There is a difference between brands, but it's mostly a personal preference. Some are made out of different material, some are slightly thicker, or thinner, or have thicker frosting, and all those factors will contribute to how it sounds. But there are no absolute right or wrongs here. You just have to try them and see if you like how they sound on your banjo. (Red wrote about some of those differences in his post.)

Regarding head wear and skill level: the two are not related. Your head gets worn as a result of how much you move your right hand. If you keep it very still---fingers always anchored in exactly the same place---you'll only get one little spot of wear. If you move around a lot, you'll naturally get a larger worn area. You'll also get less wear if you change banjos a lot. If you just own one and always play it, then it will wear faster. (Also, if you wash your hands a lot, your head will stay cleaner...) None of those factors have anything to do with skill level.

I hope this has cleared up some of your banjo head questions. Remember the most important thing is not to tinker with your banjo but to play it!!

Red Henry

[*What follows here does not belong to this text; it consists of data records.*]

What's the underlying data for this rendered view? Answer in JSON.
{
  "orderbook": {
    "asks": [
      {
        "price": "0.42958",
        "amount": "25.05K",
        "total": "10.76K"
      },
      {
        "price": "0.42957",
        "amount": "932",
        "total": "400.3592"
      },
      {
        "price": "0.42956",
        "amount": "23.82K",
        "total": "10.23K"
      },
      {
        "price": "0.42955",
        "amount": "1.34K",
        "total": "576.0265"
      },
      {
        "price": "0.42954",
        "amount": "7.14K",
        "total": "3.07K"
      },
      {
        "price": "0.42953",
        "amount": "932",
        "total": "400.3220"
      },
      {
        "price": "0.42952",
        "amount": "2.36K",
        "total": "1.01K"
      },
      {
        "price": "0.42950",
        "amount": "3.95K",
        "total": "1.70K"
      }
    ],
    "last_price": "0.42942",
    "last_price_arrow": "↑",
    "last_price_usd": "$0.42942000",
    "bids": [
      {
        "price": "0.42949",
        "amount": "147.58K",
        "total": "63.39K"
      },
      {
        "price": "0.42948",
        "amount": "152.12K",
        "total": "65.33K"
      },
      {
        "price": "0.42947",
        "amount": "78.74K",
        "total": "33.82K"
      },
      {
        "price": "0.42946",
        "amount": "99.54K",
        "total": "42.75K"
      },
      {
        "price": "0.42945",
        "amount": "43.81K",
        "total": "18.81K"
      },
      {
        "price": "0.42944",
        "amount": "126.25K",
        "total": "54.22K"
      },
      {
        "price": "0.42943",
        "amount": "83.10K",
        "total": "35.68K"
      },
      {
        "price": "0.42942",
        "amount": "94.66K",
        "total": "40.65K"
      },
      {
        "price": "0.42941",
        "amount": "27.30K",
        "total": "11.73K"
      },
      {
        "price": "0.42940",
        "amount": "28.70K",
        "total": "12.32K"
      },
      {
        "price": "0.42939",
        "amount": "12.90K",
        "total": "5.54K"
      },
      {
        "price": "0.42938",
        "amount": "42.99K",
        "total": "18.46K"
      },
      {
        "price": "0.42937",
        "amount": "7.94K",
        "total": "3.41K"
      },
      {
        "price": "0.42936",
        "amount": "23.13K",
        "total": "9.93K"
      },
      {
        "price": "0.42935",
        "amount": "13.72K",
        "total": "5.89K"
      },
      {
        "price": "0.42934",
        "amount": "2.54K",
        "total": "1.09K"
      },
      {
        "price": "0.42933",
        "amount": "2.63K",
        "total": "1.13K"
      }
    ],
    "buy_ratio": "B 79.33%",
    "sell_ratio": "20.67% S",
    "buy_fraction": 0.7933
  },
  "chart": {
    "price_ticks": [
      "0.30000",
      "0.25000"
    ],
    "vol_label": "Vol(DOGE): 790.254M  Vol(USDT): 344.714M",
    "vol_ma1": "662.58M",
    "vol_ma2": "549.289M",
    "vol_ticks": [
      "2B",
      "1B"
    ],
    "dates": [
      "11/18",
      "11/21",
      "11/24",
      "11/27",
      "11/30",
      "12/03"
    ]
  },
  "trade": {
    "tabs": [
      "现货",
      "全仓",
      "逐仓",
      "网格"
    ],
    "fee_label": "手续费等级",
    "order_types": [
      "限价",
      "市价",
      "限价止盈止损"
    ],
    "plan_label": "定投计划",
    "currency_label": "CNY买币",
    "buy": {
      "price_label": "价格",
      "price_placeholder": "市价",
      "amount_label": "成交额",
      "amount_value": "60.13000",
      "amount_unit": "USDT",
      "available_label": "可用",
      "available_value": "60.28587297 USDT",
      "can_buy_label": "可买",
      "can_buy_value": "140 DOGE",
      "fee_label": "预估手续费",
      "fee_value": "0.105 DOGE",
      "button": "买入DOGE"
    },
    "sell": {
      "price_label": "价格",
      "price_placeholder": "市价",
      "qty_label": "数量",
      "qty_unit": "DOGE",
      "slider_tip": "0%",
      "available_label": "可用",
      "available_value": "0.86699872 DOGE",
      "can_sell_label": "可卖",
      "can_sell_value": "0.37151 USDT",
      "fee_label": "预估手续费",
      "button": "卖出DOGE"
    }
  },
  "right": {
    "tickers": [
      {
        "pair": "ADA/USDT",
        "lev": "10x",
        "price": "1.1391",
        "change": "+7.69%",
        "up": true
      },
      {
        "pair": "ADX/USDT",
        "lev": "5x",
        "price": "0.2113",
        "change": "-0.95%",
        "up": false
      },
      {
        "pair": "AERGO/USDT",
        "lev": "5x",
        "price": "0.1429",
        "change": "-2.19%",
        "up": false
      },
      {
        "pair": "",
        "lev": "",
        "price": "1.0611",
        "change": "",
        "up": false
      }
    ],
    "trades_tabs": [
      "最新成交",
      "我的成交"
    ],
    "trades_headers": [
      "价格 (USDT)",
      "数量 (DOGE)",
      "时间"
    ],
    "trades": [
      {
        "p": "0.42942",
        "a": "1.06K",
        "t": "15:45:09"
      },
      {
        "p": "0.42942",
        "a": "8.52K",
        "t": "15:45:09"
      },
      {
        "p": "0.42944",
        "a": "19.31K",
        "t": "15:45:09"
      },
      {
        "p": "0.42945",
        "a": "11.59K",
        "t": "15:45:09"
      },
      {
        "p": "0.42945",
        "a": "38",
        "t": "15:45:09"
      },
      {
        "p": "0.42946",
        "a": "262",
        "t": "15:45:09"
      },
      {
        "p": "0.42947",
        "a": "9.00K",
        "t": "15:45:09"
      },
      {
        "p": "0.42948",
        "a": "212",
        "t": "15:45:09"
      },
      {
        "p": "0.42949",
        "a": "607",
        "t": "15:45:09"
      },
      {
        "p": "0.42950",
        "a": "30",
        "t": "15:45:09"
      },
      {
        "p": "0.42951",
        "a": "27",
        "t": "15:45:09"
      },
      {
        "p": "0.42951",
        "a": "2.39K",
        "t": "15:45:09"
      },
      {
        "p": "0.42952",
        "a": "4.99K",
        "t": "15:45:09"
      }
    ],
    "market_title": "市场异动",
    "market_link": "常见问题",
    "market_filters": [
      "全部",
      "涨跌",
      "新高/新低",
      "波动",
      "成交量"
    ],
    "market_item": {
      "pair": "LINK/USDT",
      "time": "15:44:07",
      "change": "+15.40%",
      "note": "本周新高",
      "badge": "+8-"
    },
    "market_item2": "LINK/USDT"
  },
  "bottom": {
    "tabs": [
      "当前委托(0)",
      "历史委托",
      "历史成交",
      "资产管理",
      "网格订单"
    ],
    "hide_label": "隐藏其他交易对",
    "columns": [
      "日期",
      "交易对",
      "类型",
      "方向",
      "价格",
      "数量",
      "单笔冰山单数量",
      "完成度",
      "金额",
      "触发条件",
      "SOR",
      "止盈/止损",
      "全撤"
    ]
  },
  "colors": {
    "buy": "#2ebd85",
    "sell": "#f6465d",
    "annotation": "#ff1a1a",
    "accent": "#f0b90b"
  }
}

We recently received a question from a student, asking about the head on his banjo. In this case, the banjo had had a clear head on it before he bought it, but has a white head on it now. He asked whether this affected the sound.

Well, there's no one answer. Banjo heads are like bridges or strings: Some banjos (or banjo players) sound best with one kind, some with another. But there are a few guidelines which we can glean from experience:

1. Sometimes, the clear heads are thicker than the white ones. This means that they may have a fuller sound (or, to put it another way, they may not give as much clarity on some banjos). Some banjos like one kind of head best, some like another.

2. As I recall, the Stewart-MacDonald 5-Star heads may be a bit thinner than the Remo Weather-King heads. This means, again, that a banjo might give more fullness and volume with the thicker head, but might obtain more high end and clarity with the thinner one. Does this all sound confusing? That's because it is. Every banjo is different!

3. Some banjos really like the heavier, textured, imitation-leather heads. Those heads go best on banjos that have plenty of volume and high end already, and have plenty of power to make the heavier heads sound good.

4. Some bluegrass pickers may want to experiment with real skin heads. A friend sent me a good-quality old skin head once, and I installed it on my pre-war Gibson banjo. I immediately saw why some older banjo players swear by skin heads! But I also understood why other players swear AT them. The good news is that putting a skin head on a a high-quality banjo may give you a more powerful sound, with more volume and dry tone, than any other kind of head. The bad news is that this is not true for all banjos, and even when it is, you probably need to adjust the head tension EVERY DAY to make sure the banjo will sound its best. There were good reasons why banjo players in the 1950s were really glad that plastic heads became available!

If you know as much about banjo heads now as you did before you read this, then you're doing well. The bottom line is that you have to try different heads out on every banjo to see which kind it likes best. You can also go on the Banjo Hangout and find people who will talk about banjo heads until the cows come home. But don't even think of changing the head until you have the strings, bridge, and head tension already adjusted to sound their best! -- and that is all another chapter.

Red